The Federal Aviation Administration, concerned about the growing number of metal cracks and fatigue problems turning up on aging airliners, has launched a major study that is intended to produce much tougher inspections for planes as they get older.
Nicknamed the "geriatric aircraft program" by senior FAA officials, the study has been under way for some months but is being stepped up in light of the problems discovered this week with the McDonnell Douglas DC9 jet, FAA officials said.
Monday afternoon an Air Canada DC9 just out of Boston was forced to return after the wall at the rear of the passenger cabin, called the aft bulkhead, blew out. Air pressure in the cabin, sufficient to keep passengers comfortable at 25,000 feet, was strong enough to cause the "explosive decompression" because a major crack -- undiscovered in previous inspections -- had developed in the bulkhead.
Flight controls, including throttles for the engines and cables for the tail and rudder, run through the aft bulkhead and were damaged, but the plane landed safely.
That incident, in which passengers could turn around in the cabin and see out the back of the plane, resulted in an FAA order to U.S. airlines for detailed inspections of similar older DC9s to find other cracks. Fewer than 125 of the 377 DC9s in the fleet were subject to those inspections, but industry sources said yesterday 141 planes had been inspected.
The FAA reported 41 planes with small cracks, though only one had a crack of serious length.
At least two follow-up orders from the FAA for more frequent DC9 inspections are expected this weekend or early next week as the data is evaluated, officials said.
Charles Foster, the FAA's associate administrator for aviation standards, said yesterday that "with airline deregulation, a lot of people are getting older planes out of storage" as smaller airlines seek to become larger airlines.
As a result of the "geriatric" study, Foster said, "inspections will probably have to become more frequent" after a plane reaches a certain age.
FAA Administrator Langhorne Bond, Foster and other aides recently visited Wright-Patterson Air Force Base in Ohio to study what the Air Force has been doing on the problem of aging airplanes.
"Frankly, the Air Force is ahead of us right now," a senior FAA official said."They know more about the problem and they're helping us with this." New regulations stressing inspections are being drafted based on work from that study, officials said.
Cracks in load-bearing metal structures are a regular, expected occurrence in aviation. The trick is to be sure that inspection procedures are frequent enough to catch the cracks and repair them before they reach dangerous lengths.
The older a plane gets, the theory goes, the more fatigued its metal supports become and the more subject they are to cracking.
The DC9 incident has received considerable publicity, but a similar case occurred in May 1977 when a Dan-Air Boeing 707 crashed near Lusaka, Zambia, and killed all six persons aboard.
The British Department of Trade reported the cause of that accident was "metal fatigue and inadequate design" in the horizontal stabilizer rear spar, which means that the plane essentially became uncontrollable. Investigators found that the airline operator had followed the approved inspection schedule.

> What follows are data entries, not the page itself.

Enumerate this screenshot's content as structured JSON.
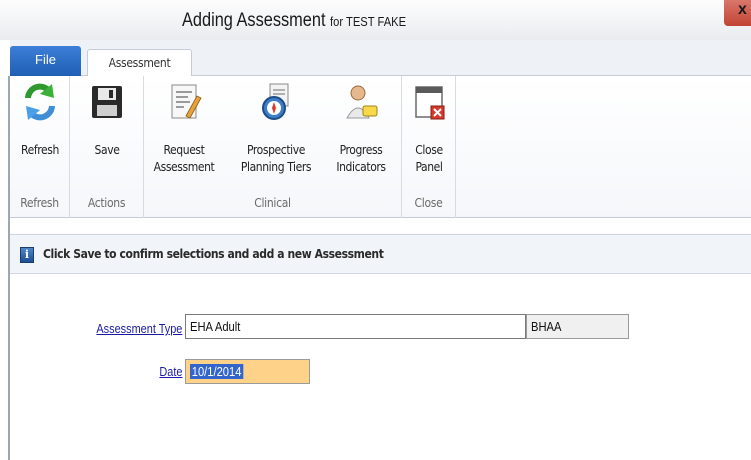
{
  "window": {
    "title_main": "Adding Assessment",
    "title_suffix": "for TEST FAKE",
    "close_glyph": "x"
  },
  "tabs": [
    {
      "label": "File"
    },
    {
      "label": "Assessment"
    }
  ],
  "ribbon": {
    "groups": [
      {
        "label": "Refresh",
        "buttons": [
          {
            "label": "Refresh",
            "icon": "refresh-icon"
          }
        ]
      },
      {
        "label": "Actions",
        "buttons": [
          {
            "label": "Save",
            "icon": "save-icon"
          }
        ]
      },
      {
        "label": "Clinical",
        "buttons": [
          {
            "label_line1": "Request",
            "label_line2": "Assessment",
            "icon": "request-assessment-icon"
          },
          {
            "label_line1": "Prospective",
            "label_line2": "Planning Tiers",
            "icon": "planning-compass-icon"
          },
          {
            "label_line1": "Progress",
            "label_line2": "Indicators",
            "icon": "progress-indicators-icon"
          }
        ]
      },
      {
        "label": "Close",
        "buttons": [
          {
            "label_line1": "Close",
            "label_line2": "Panel",
            "icon": "close-panel-icon"
          }
        ]
      }
    ]
  },
  "info": {
    "icon": "info-icon",
    "icon_glyph": "i",
    "message": "Click Save to confirm selections and add a new Assessment"
  },
  "form": {
    "assessment_type_label": "Assessment Type",
    "assessment_type_value": "EHA Adult",
    "assessment_type_code": "BHAA",
    "date_label": "Date",
    "date_value": "10/1/2014"
  },
  "colors": {
    "file_tab": "#2b6cc4",
    "link_label": "#1a1aa8",
    "date_field_bg": "#ffd28a",
    "selection": "#3366cc"
  }
}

Boeing 707 operators around the world subsequently reduced the time between inspections.
The problem with the DC aft bulkhead first was reported in 1976, and McDonnell Douglas recommended to operators that they either modify the bulkhead to strengthen it or increase their inspection schedules.
Air Canada had inspected the airplane that was involved in the Monday incident in the spring of this year, using X-rays, but found no problems, according to FAA officials.
The new FAA orders for DC9s, expected this weekend, will beef up inspection schedules and techniques for the type of DC9 Air Canada was flying, and will extend a more rigorous inspection schedule to similar DC9s -- those that have stairways in the tail.
An FAA official said this last order was in the drafting stage, because of reports of cracks, when the Air Canada incident occurred.